_ENTRIES SUPPLIED_:

────

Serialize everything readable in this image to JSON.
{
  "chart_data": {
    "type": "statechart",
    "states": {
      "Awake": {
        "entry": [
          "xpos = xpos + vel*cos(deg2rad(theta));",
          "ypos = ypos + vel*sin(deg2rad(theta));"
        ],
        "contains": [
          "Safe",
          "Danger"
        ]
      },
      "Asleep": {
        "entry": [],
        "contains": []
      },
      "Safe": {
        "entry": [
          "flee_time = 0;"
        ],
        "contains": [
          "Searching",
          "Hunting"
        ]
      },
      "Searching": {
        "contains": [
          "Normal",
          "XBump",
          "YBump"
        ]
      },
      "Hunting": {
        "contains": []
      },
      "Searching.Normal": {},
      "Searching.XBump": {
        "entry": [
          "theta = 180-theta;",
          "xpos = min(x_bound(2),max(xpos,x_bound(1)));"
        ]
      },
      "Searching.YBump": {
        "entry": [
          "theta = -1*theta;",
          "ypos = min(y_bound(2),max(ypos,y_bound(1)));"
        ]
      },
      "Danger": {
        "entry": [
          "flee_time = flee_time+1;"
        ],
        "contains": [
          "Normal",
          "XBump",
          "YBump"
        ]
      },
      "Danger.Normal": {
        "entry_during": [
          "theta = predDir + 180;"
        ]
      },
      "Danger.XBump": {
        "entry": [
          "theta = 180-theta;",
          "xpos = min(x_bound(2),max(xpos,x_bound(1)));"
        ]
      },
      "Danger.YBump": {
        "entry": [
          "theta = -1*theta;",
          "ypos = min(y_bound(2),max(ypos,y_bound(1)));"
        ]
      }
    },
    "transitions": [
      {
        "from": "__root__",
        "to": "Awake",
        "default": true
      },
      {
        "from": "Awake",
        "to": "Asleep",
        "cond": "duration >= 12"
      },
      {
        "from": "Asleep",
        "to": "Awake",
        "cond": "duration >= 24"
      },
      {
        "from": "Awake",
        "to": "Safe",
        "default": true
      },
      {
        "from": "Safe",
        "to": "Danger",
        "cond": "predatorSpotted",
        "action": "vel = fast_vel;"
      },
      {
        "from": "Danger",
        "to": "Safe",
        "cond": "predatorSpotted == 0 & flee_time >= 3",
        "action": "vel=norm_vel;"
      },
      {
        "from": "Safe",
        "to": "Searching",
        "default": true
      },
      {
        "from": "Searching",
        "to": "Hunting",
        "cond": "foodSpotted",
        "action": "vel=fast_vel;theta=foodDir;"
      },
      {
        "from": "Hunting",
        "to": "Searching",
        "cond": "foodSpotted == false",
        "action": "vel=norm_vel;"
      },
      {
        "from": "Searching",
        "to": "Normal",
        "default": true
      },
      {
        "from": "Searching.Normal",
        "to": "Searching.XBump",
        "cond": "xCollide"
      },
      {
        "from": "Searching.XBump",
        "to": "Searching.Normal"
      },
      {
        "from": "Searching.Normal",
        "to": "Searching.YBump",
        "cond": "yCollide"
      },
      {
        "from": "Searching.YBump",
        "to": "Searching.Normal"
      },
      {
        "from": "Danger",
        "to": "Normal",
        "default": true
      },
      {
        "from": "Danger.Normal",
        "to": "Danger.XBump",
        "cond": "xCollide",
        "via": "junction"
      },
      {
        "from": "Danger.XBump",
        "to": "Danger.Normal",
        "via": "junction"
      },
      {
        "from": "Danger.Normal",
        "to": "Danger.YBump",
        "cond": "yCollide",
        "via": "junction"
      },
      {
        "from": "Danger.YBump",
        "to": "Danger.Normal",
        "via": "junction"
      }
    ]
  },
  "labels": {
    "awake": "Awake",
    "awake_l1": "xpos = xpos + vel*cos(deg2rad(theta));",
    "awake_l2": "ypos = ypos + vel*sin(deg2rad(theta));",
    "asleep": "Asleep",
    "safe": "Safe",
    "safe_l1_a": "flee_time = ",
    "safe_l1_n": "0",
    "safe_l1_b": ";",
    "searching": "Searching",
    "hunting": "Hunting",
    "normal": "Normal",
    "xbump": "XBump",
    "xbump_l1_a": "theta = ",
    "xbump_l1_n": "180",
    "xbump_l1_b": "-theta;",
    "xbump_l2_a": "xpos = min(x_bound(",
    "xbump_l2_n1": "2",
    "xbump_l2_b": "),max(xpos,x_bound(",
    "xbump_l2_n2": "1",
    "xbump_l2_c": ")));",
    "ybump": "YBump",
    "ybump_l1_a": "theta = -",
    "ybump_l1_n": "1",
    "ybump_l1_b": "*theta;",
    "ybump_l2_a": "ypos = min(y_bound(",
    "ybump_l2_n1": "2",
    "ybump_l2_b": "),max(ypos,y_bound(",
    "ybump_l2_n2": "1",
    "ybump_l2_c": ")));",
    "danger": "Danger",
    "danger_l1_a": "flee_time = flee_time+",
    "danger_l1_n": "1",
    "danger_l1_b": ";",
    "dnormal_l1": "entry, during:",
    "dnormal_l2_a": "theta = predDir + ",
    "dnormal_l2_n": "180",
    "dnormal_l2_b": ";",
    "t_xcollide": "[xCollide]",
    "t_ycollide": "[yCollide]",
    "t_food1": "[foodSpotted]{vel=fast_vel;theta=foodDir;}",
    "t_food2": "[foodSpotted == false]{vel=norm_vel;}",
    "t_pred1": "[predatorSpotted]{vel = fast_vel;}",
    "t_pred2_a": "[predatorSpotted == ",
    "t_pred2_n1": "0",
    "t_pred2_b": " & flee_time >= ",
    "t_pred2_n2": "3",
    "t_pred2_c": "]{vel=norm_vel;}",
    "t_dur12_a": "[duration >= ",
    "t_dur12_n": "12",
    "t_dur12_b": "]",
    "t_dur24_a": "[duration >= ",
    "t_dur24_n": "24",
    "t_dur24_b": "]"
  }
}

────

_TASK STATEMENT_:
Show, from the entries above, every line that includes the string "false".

_EXERCISE SOLUTION_:
        "cond": "foodSpotted == false",
    "t_food2": "[foodSpotted == false]{vel=norm_vel;}",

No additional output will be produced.